The Act creates two separate but related offences – the first to prevent facilitation of UK tax evasion and the second to prevent facilitation of foreign tax evasion.
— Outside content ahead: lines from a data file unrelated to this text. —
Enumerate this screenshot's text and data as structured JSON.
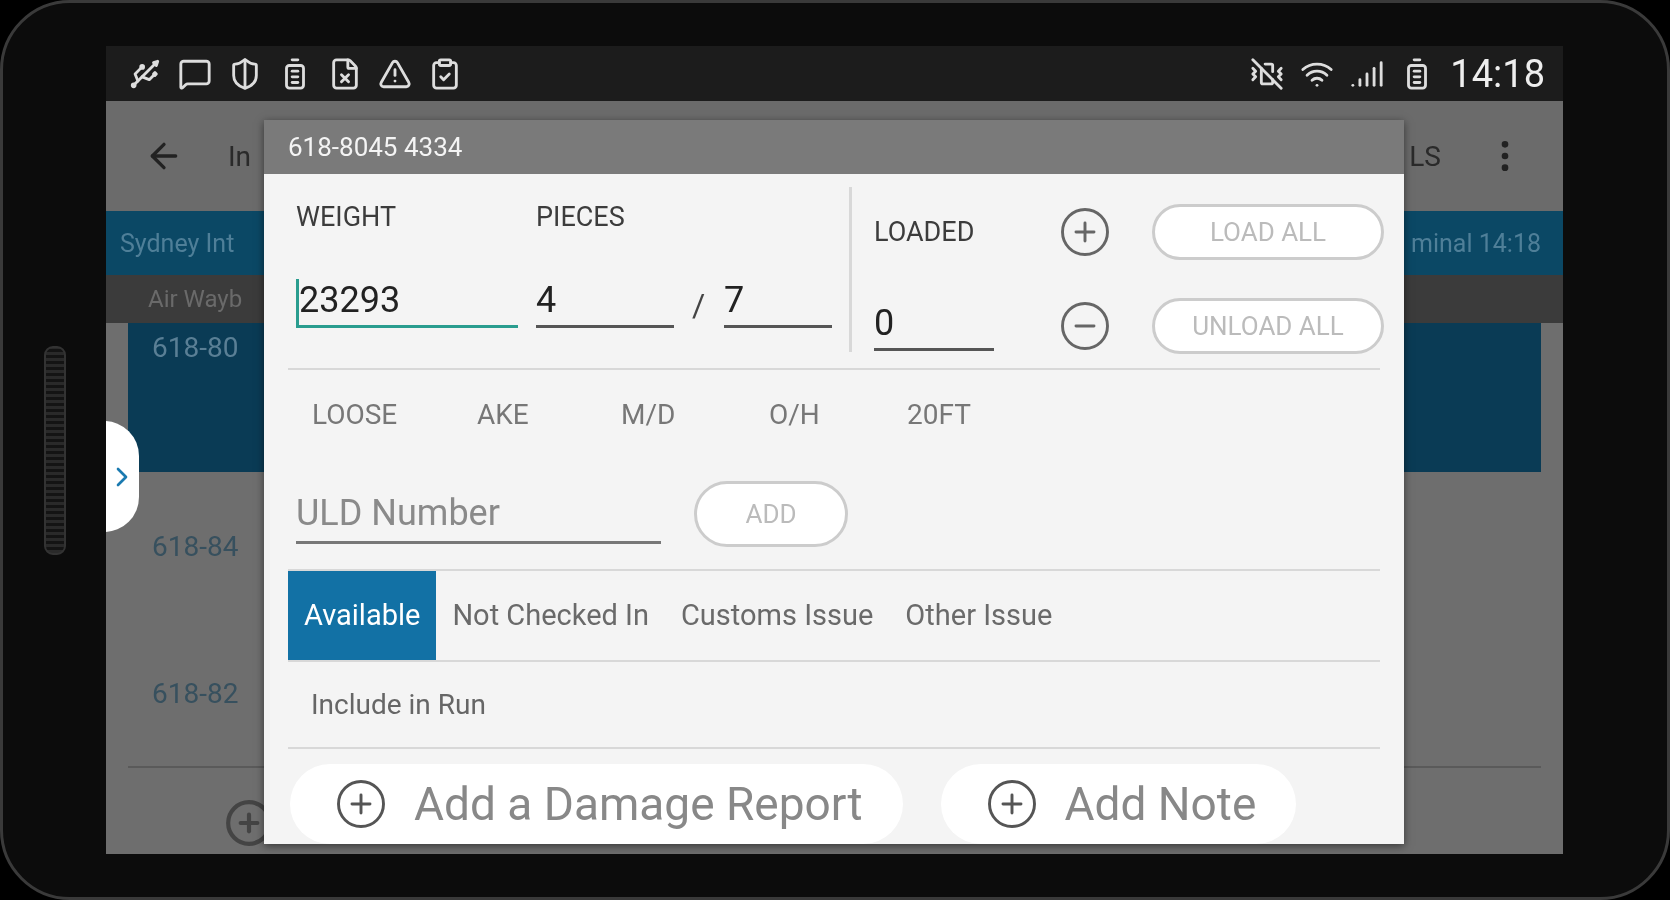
{
  "status_bar": {
    "time": "14:18"
  },
  "app_bar": {
    "title": "In",
    "action": "LS"
  },
  "banner": {
    "left": "Sydney Int",
    "right": "minal 14:18"
  },
  "list_header": {
    "label": "Air Wayb"
  },
  "list": [
    {
      "label": "618-80",
      "selected": true
    },
    {
      "label": "618-84",
      "selected": false
    },
    {
      "label": "618-82",
      "selected": false
    }
  ],
  "dialog": {
    "title": "618-8045 4334",
    "weight": {
      "label": "WEIGHT",
      "value": "23293",
      "focused": true
    },
    "pieces": {
      "label": "PIECES",
      "value": "4",
      "separator": "/",
      "total": "7"
    },
    "loaded": {
      "label": "LOADED",
      "value": "0"
    },
    "load_buttons": [
      {
        "kind": "plus",
        "label": "LOAD ALL"
      },
      {
        "kind": "minus",
        "label": "UNLOAD ALL"
      }
    ],
    "uld_types": [
      "LOOSE",
      "AKE",
      "M/D",
      "O/H",
      "20FT"
    ],
    "uld": {
      "placeholder": "ULD Number",
      "button": "ADD"
    },
    "status_tabs": [
      {
        "label": "Available",
        "selected": true
      },
      {
        "label": "Not Checked In",
        "selected": false
      },
      {
        "label": "Customs Issue",
        "selected": false
      },
      {
        "label": "Other Issue",
        "selected": false
      }
    ],
    "include": "Include in Run",
    "actions": [
      "Add a Damage Report",
      "Add Note"
    ]
  }
}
Prosecuting foreign tax evasion requires the approval of the Director of Public Prosecutions or the Director of the SFO, so will in all likelihood be reserved for more serious failures on behalf of the corporate body or more extreme instances of tax evasion.
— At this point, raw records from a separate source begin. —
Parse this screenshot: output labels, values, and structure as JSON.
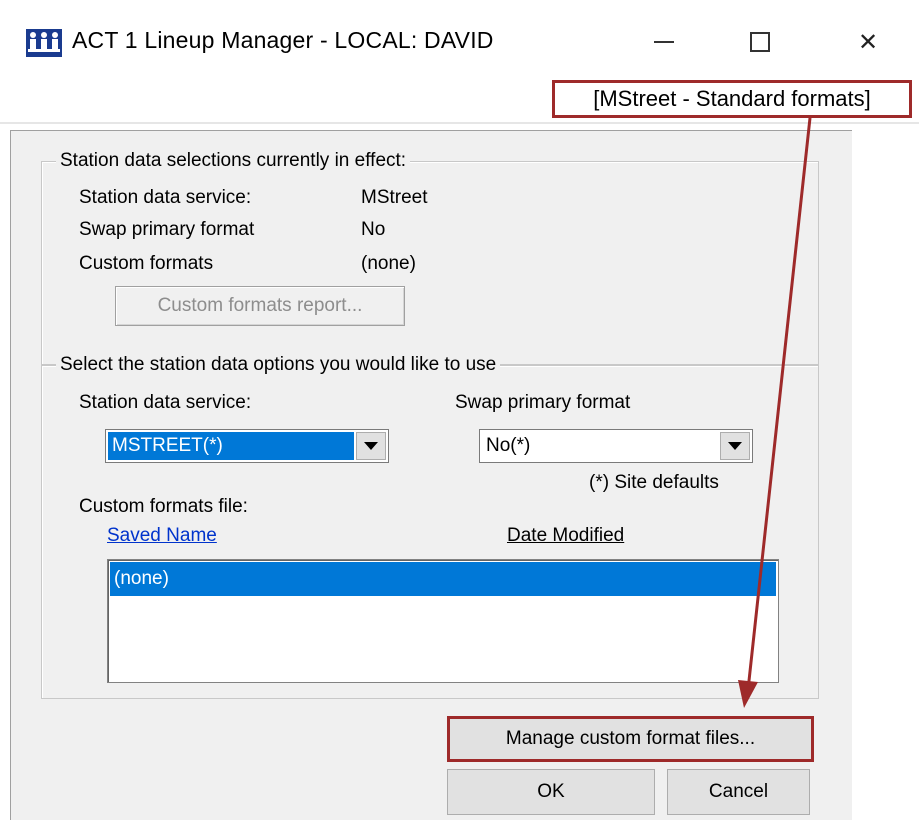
{
  "window": {
    "title": "ACT 1 Lineup Manager - LOCAL: DAVID",
    "icon": "people-group-icon",
    "controls": {
      "minimize": "minimize-icon",
      "maximize": "maximize-icon",
      "close": "close-icon"
    }
  },
  "callout": {
    "text": "[MStreet - Standard formats]",
    "color": "#9e2a2a"
  },
  "current": {
    "title": "Station data selections currently in effect:",
    "rows": [
      {
        "label": "Station data service:",
        "value": "MStreet"
      },
      {
        "label": "Swap primary format",
        "value": "No"
      },
      {
        "label": "Custom formats",
        "value": "(none)"
      }
    ],
    "report_button": "Custom formats report..."
  },
  "options": {
    "title": "Select the station data options you would like to use",
    "service_label": "Station data service:",
    "service_value": "MSTREET(*)",
    "swap_label": "Swap primary format",
    "swap_value": "No(*)",
    "defaults_note": "(*) Site defaults",
    "custom_file_label": "Custom formats file:",
    "columns": {
      "name": "Saved Name",
      "date": "Date Modified"
    },
    "list_items": [
      "(none)"
    ]
  },
  "buttons": {
    "manage": "Manage custom format files...",
    "ok": "OK",
    "cancel": "Cancel"
  },
  "colors": {
    "selection": "#0078d7",
    "link": "#0033cc",
    "annotation": "#9e2a2a"
  }
}
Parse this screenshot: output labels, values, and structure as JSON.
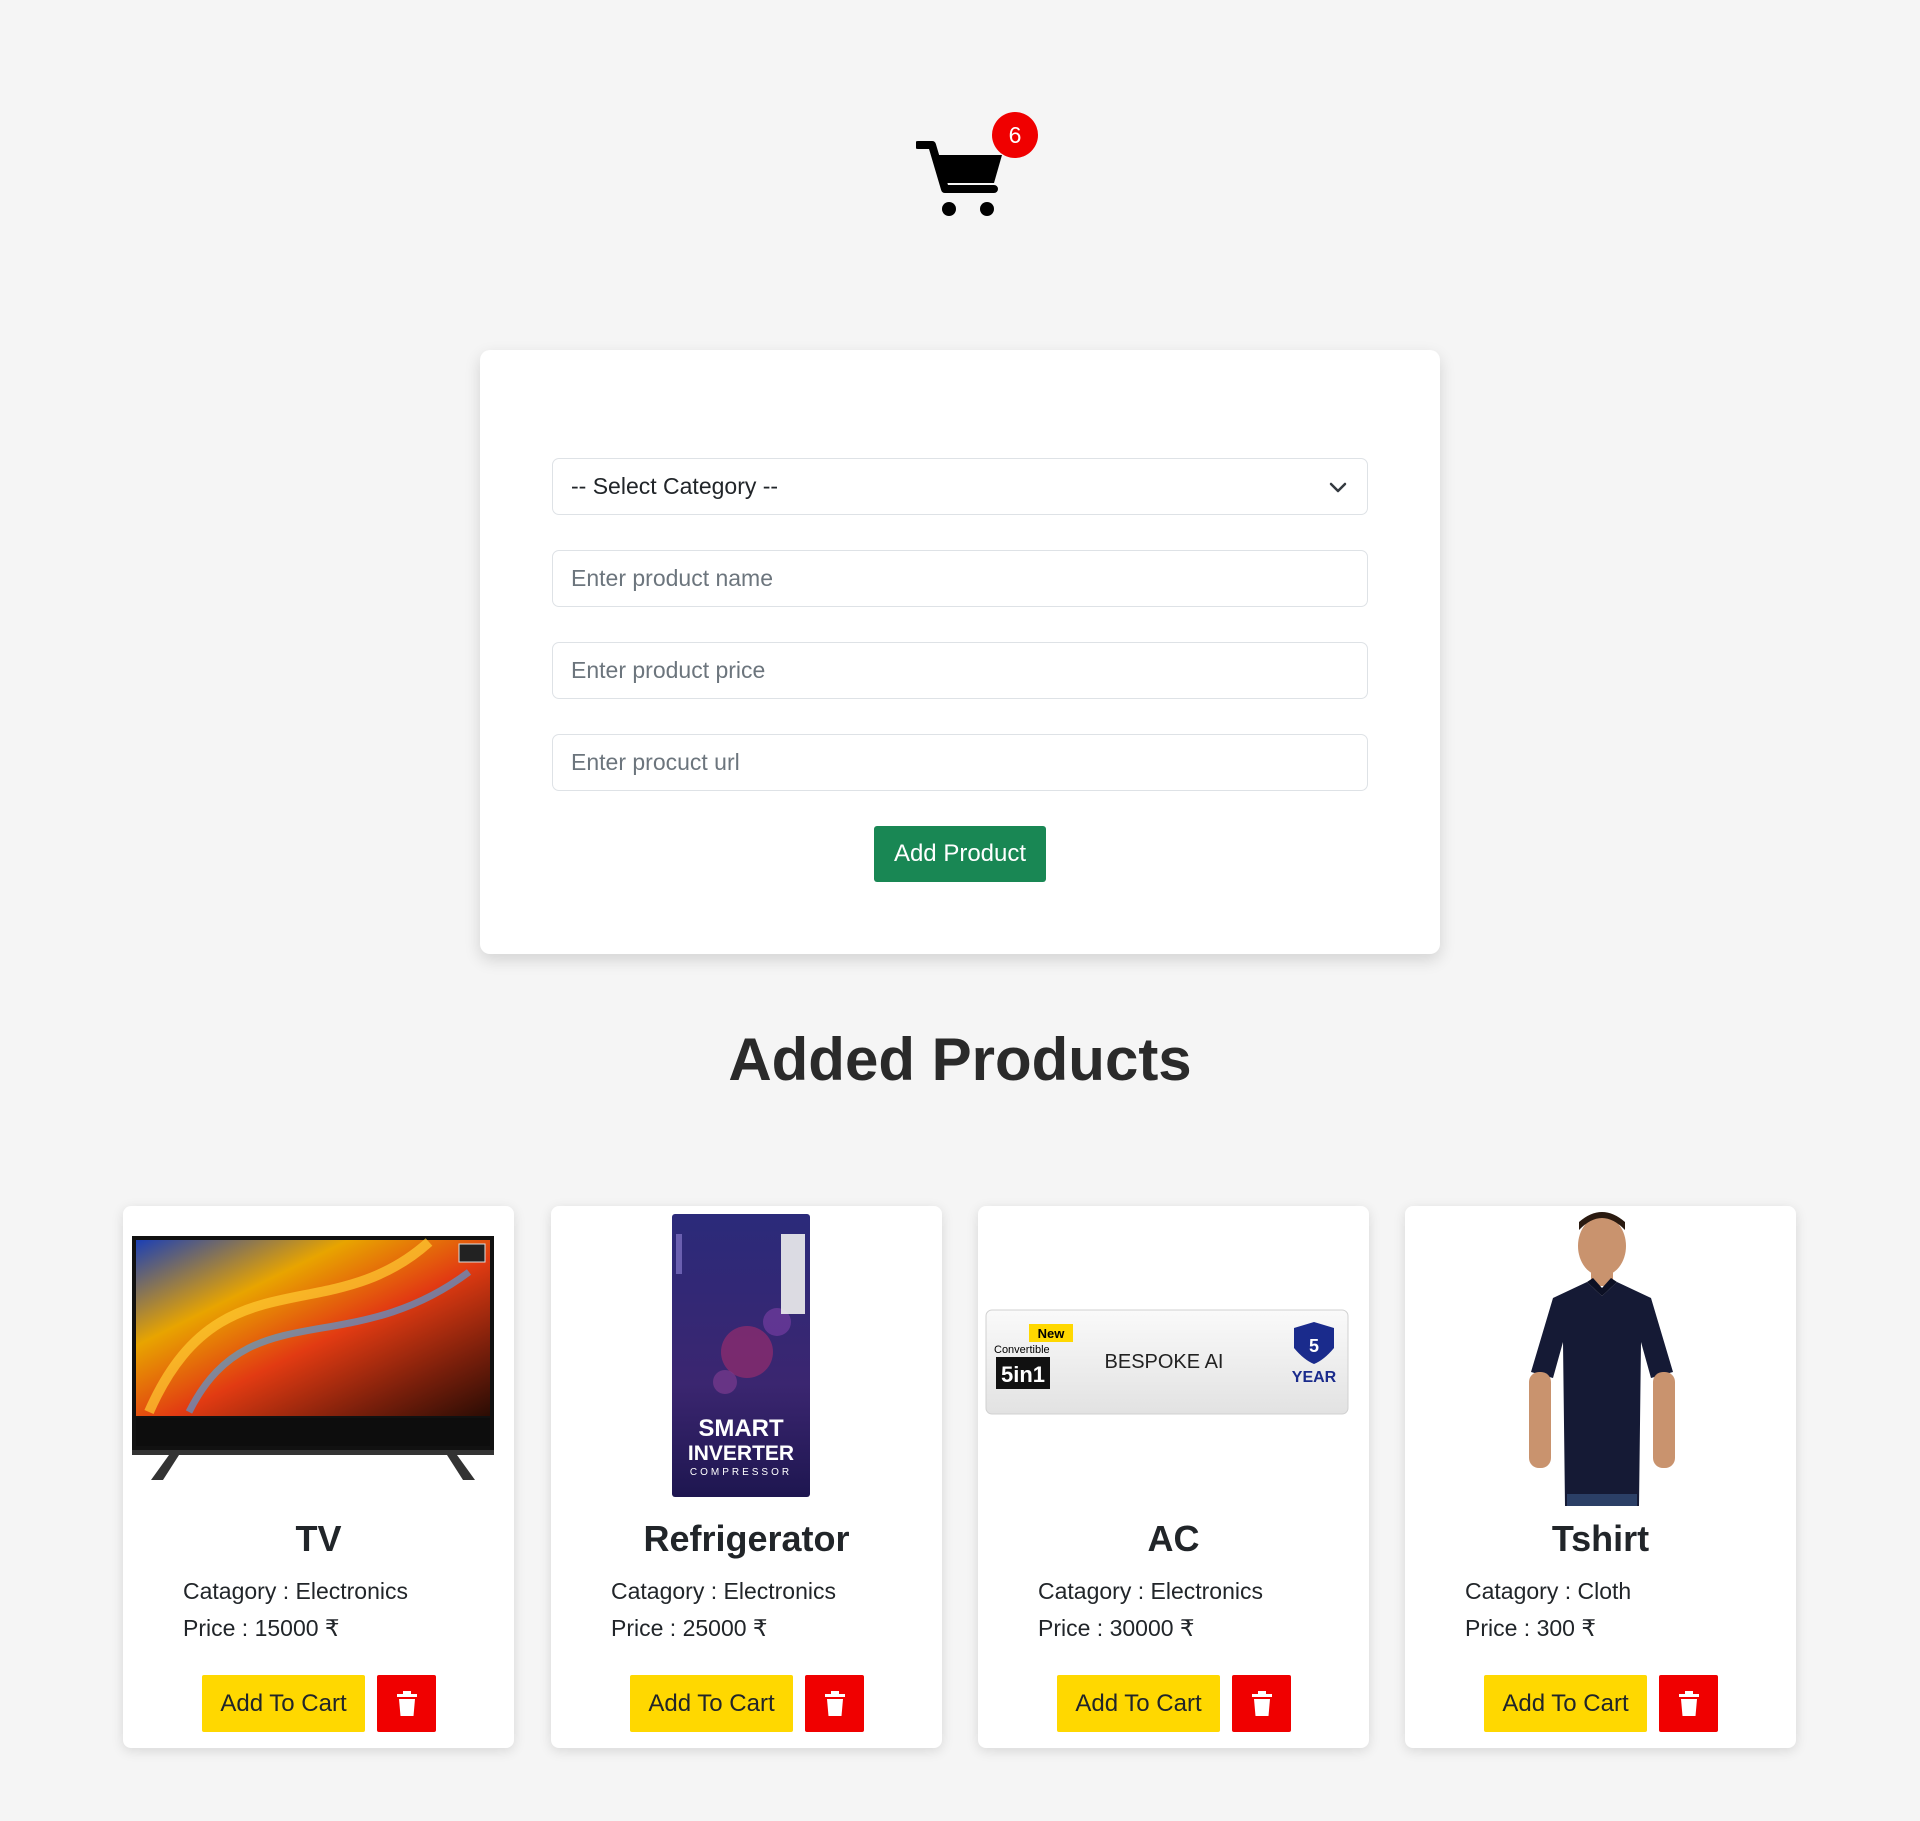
{
  "header": {
    "cart_count": "6"
  },
  "form": {
    "category_select": "-- Select Category --",
    "name_placeholder": "Enter product name",
    "price_placeholder": "Enter product price",
    "url_placeholder": "Enter procuct url",
    "submit_label": "Add Product"
  },
  "section_title": "Added Products",
  "products": [
    {
      "name": "TV",
      "category": "Catagory : Electronics",
      "price": "Price : 15000 ₹",
      "add_label": "Add To Cart"
    },
    {
      "name": "Refrigerator",
      "category": "Catagory : Electronics",
      "price": "Price : 25000 ₹",
      "add_label": "Add To Cart"
    },
    {
      "name": "AC",
      "category": "Catagory : Electronics",
      "price": "Price : 30000 ₹",
      "add_label": "Add To Cart"
    },
    {
      "name": "Tshirt",
      "category": "Catagory : Cloth",
      "price": "Price : 300 ₹",
      "add_label": "Add To Cart"
    }
  ],
  "colors": {
    "background": "#f5f5f5",
    "badge": "#f00000",
    "add_product_button": "#198754",
    "add_to_cart_button": "#ffd800",
    "delete_button": "#f00000"
  },
  "icons": {
    "cart": "shopping-cart-icon",
    "dropdown": "chevron-down-icon",
    "delete": "trash-icon"
  }
}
The key ingredients of the new offences are that (1) a person evades tax; and (2) an "associate" of the relevant corporate body criminally facilitates the evasion whilst acting as an associate of that body, i.e. by "performing services for or on behalf of" the corporate body.

The new offences are an example of the Government's continued focus on two key areas of interest:
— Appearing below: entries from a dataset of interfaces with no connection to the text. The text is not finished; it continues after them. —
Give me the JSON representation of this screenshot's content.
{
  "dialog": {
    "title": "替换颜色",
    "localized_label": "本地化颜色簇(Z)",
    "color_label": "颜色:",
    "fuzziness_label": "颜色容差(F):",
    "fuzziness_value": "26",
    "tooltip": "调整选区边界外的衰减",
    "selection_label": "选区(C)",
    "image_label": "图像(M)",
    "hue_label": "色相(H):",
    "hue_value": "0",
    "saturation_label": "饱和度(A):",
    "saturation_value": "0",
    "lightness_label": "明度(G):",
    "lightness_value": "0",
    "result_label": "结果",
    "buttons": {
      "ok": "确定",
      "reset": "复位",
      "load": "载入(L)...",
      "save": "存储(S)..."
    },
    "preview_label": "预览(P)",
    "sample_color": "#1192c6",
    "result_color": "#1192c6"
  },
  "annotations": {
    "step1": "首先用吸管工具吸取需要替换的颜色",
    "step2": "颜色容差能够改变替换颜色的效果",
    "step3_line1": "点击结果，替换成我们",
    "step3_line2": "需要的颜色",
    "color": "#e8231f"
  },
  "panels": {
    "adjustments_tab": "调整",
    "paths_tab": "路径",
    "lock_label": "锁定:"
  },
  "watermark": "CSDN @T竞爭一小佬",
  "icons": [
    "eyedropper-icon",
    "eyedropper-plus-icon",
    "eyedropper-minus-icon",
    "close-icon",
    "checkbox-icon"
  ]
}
  1. measures seeking to eradicate tax evasion; and

  2. a new breed of "corporate" criminal offences that render corporate bodies liable for the acts of individual employees or agents acting on their behalf (modelled on the "failure to prevent bribery" offence created by the Bribery Act 2010).

It is also worth noting the following three key features of the new offences:

  1. the offences can be committed by any corporate body whether or not that body is established for business purposes;

  2. the offences can be committed even if the senior management of the corporate body has no knowledge or awareness of the individual's acts that facilitated the evasion; and

  3. the corporate body can be prosecuted regardless of whether the individual facilitating the evasion or the individual carrying out the evasion is prosecuted or found liable. In fact, it will be possible for either the facilitator or the evader to make a disclosure of their individual acts in order to assist prosecution of the corporate body and secure their own immunity from prosecution.

The only defence available to a corporate body facing an accusation of committing either offence will be to show that the body has "reasonable prevention procedures" in place to prevent tax evasion being facilitated. The clear message to professional bodies is to ensure that proper procedures are implemented and maintained to minimise the risk of those performing services on their behalf being able to facilitate tax evasion.

In light of recent research indicating that over 50% of the financial services and accountancy sector are not aware of the new rules, advisory firms should act now to ensure that their services are not provided in a way that could risk facilitating tax evasion and that prevention procedures are in place before September. Clearly, firm's services linked to tax planning will be directly affected as an over-zealous employee wishing to provide the best service for clients could risk recommending a course of action that may step over the line into tax evasion. However, firms should also take care to identify less obvious business areas that involve high risk scenarios such as clients or suppliers with businesses that often deal with payments in cash or moving money off-shore.